-- TASK DETAILS --
Below are the entries; set down each of them exactly.

(Saved entries)

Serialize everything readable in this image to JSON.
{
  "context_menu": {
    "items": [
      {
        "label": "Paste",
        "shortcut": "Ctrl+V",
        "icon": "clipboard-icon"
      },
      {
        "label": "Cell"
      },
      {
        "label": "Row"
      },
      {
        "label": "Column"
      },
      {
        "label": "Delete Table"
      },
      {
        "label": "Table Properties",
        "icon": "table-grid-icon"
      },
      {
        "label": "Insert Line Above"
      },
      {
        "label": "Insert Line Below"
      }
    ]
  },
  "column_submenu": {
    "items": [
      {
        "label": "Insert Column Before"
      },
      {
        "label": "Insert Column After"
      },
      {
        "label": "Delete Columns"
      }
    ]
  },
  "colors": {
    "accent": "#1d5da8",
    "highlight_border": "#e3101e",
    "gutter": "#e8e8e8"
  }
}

-- EXERCISE SOLUTION --
Serialize everything readable in this image to JSON.
{
  "context_menu": {
    "items": [
      {
        "label": "Paste",
        "shortcut": "Ctrl+V",
        "icon": "clipboard-icon"
      },
      {
        "label": "Cell"
      },
      {
        "label": "Row"
      },
      {
        "label": "Column"
      },
      {
        "label": "Delete Table"
      },
      {
        "label": "Table Properties",
        "icon": "table-grid-icon"
      },
      {
        "label": "Insert Line Above"
      },
      {
        "label": "Insert Line Below"
      }
    ]
  },
  "column_submenu": {
    "items": [
      {
        "label": "Insert Column Before"
      },
      {
        "label": "Insert Column After"
      },
      {
        "label": "Delete Columns"
      }
    ]
  },
  "colors": {
    "accent": "#1d5da8",
    "highlight_border": "#e3101e",
    "gutter": "#e8e8e8"
  }
}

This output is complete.